I am very grateful that I came out of 12 years in prison with a more open and disciplined and uninhibited and creatively productive mind. I have so many creative projects lined up on my back burner, that I will have to live to at least the 150 year mark I predicted in my book, Psychological Immortality. Right now, I am writing this blog and my prosperity blog as well, plus twenty or thirty cartoon gags for several successful magazine cartoonists, and material for a one man show about prison life that I hope to take to off-Broadway in 2012, and bits and pieces for a stand-up comedy act, and notes for a prison memoir that will probably be published next year, and coming up with innovative, new ideas and strategies for my Moneylove Club monthly audio series on prosperity consciousness.

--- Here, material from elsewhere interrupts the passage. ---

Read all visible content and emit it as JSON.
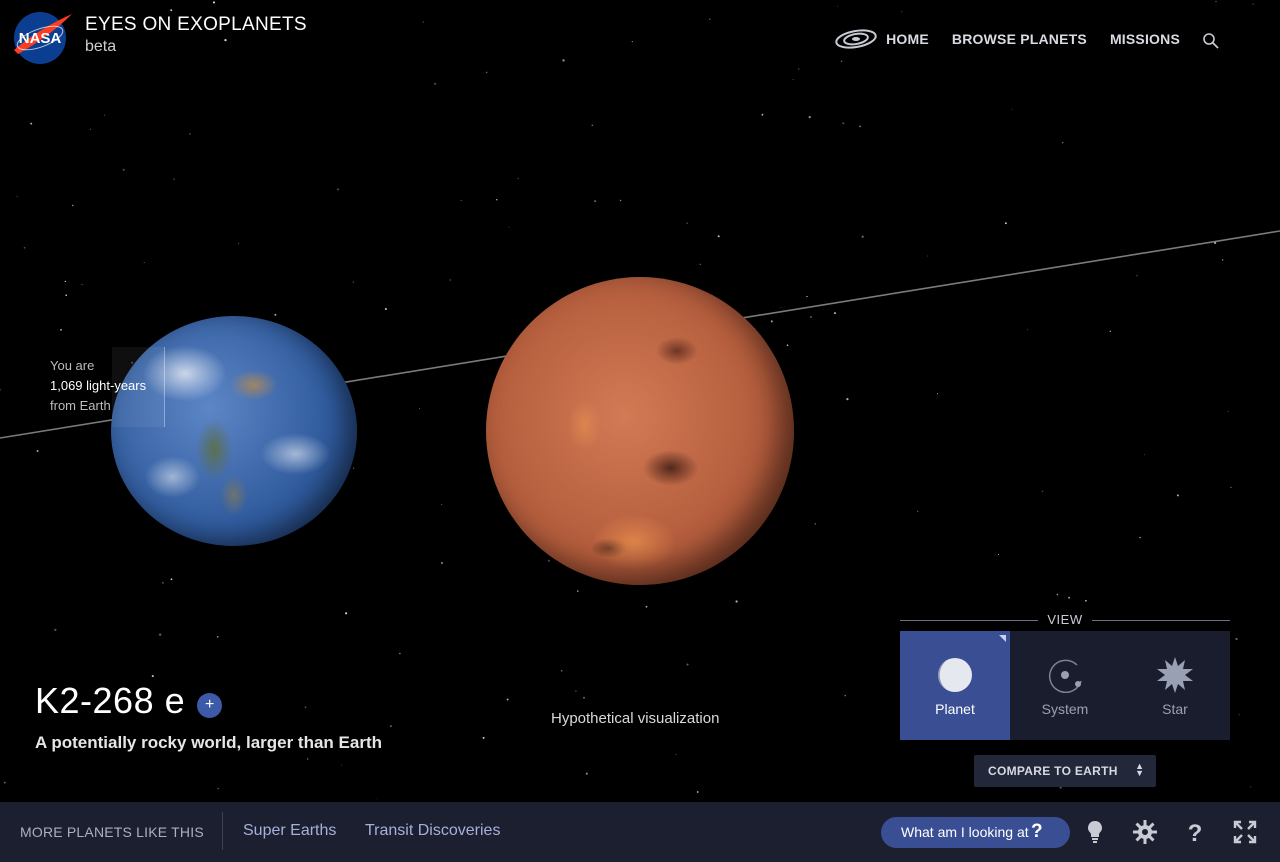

And I am definitely not doing this in any frenzied way, but living a rather leisurely lifestyle, and doing a lot of catching up on the twelve years' worth of good films I missed while in prison via Netflix, plus getting somewhat addicted to some great British series like Monarch of the Glen, Coupling, and New Street Law, plus great cable series like Saving Grace and several shows on TNT, as well as some of the best Hulu.com has to offer.

And I don't even have a TV! I watch it all online on my 24 inch high definition LED monitor, so that I can easily switch back and forth between engrossing entertainment and exciting creative efforts, which my mind does seem able to do with increasing ease and alacrity. And as just an example of my always exploring new things, the preceding sentence is the first time in my life I've ever used the word "alacrity," which I just looked up after writing it to find it means, "cheerful readiness." Don't you love that phrase? Imagine everyone you meet for business or pleasure greets you with cheerful readiness.
I'm walking a lovely woman to her door after a delightful date and ask if I may come in, and she says, "I welcome you with alacrity." Oh well, maybe that's a bit much. Then again, as I am now older and more "disinhibited," why not expand my expectations?

Speaking of gratitude, and my cartoon gags, I'm going to close by sharing a favorite from the newest batch I sent out just this weekend.
CAPTION: "I'd invite you in for my nightly Gratitude Ritual, but tonight it's about being grateful I don't have to ever see you again."

Check out my prosperity blog at: http://www.MoneyloveBlog.com